C_{11} = C_{LL} = (1 – _{RT}. _{TR}). [E_{R}. E_{T}. S]^{-1 }(1)

C_{22} = C_{RR} = (1 –_{LT}. _{TL}). [E_{L}. E_{T}. S]^{-1 }(2)

C_{33} = C_{TT} = (1 – _{LR}. _{RL}). [E_{L}. E_{R}. S]^{-1} (3)

C_{12} = C_{LR} = (_{RL} + _{RT}. _{TL}). [E_{R}. E_{T}. S]^{-1} (4)

C_{13} = C_{LT} = (_{TL} + _{LR}. _{RT}). [E_{R}. E_{L}. S]^{-1} (5)

C_{23} = C_{RT} = (_{TR} + _{TL}. _{LR}). [E_{L}. E_{T}. S]^{-1} (6)

C_{44} = G_{RT} (7)

C_{55} = G_{LT} (8)

C_{66} = G_{LR} (9)

where *C* is the term of the stiffness matrix, is the Poisson ratio,* E* is the longitudinal modulus of elasticity (MPa), *G* is the shear modulus (MPa), and *S* = [ 1 – _{LR}. _{RL} – _{RT}. _{TR} – _{LT}. _{TL} – 2_{RL}. _{TR. TL}].

To obtain the diagonal of the stiffness matrix (*C*_{ij}), ultrasound wave propagation in the L, R, and T axes was used. For the first three terms of this diagonal, a longitudinal wave transducer was used because propagation and polarization must be in the same direction (LL, RR, and TT). To determine the terms *C*_{44}, *C*_{55}, and *C*_{66} (planes RT, LT, and LR, respectively), shear transducers were used because propagation must occur in one direction, and polarization must occur in a perpendicular direction. These six terms were obtained using general Eq. 10, which was deduced using the Kelvin-Christoffel tensor.
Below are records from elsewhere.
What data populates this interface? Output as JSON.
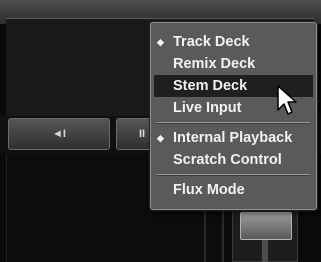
{
  "controls": {
    "button_left_icon": "◄I",
    "button_mid_icon": "II"
  },
  "menu": {
    "items": [
      {
        "label": "Track Deck",
        "checked": true,
        "check_glyph": "◆"
      },
      {
        "label": "Remix Deck",
        "checked": false
      },
      {
        "label": "Stem Deck",
        "checked": false,
        "hovered": true
      },
      {
        "label": "Live Input",
        "checked": false
      },
      {
        "label": "Internal Playback",
        "checked": true,
        "check_glyph": "◆"
      },
      {
        "label": "Scratch Control",
        "checked": false
      },
      {
        "label": "Flux Mode",
        "checked": false
      }
    ]
  },
  "cursor_icon": "arrow-pointer-icon",
  "colors": {
    "menu_bg": "#5a5a5a",
    "menu_text": "#f2f2f2",
    "hover_bg": "#1f1f1f",
    "app_bg": "#070707"
  }
}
The Christoffel equation (Eq. 10) allowed the relation of the elastic constants and the ultrasound propagation velocities that form the basis of ultrasound application studies to determine the properties of orthotropic materials,

*C*_{ii} = .*V*_{ii}^{2} (10)

where i = 1, 2, 3, 4, 5, and 6, is the material density (kg.m^{-3}), and *V* is the velocity of wave propagation (m.s^{-1}).

Equations 11 through 13 were used to obtain the three off-diagonal terms (*C*_{12}, *C*_{23}, and *C*_{13}). For this derivation, the wave had to propagate outside the symmetric axes, and quasi-longitudinal and quasi-transversal propagations were obtained,

(*C*_{12 }+ *C*_{66}) *n*_{1 }*n*_{2} = [(*C*_{11} *n*_{1}^{2} + *C*_{66} *n*_{2}^{2 }– *V* ^{2}) (*C*_{66} *n*_{1}^{2} + *C*_{22} *n*_{2}^{2} – *V*^{2})]^{1/2 }(11)

(*C*_{23 }+ *C*_{44}) *n*_{2 }*n*_{3} = [(*C*_{22} *n*_{2}^{2} + *C*_{44} *n*_{3}^{2 }– *V* ^{2}) (*C*_{44} *n*_{2}^{2} + *C*_{33} *n*_{3}^{2} – *V*^{2})]^{1/2 }(12)

(*C*_{13 }+ *C*_{55}) *n*_{1 }*n*_{3} = [(*C*_{11} *n*_{1}^{2} + *C*_{55} *n*_{3}^{2 }– *V* ^{2}) (*C*_{55} *n*_{1}^{2} + *C*_{33} *n*_{3}^{2} – *V*^{2})]^{1/2 }(13)

where is the propagation of the ultrasonic wave angle (outside the symmetry axes), *n*_{1} is the cos , *n*_{2} = sen e *n*_{3} = 0 when is considered with respect to axis 1 (Plane 12), *n*_{1} = cos , *n*_{3} = sen e *n*_{2} = 0 when is considered with respect to axis 1 (Plane 13), and *n*_{2} = cos , *n*_{3} = sen e *n*_{1} = 0 when is considered with respect to axis 2 (Plane 23).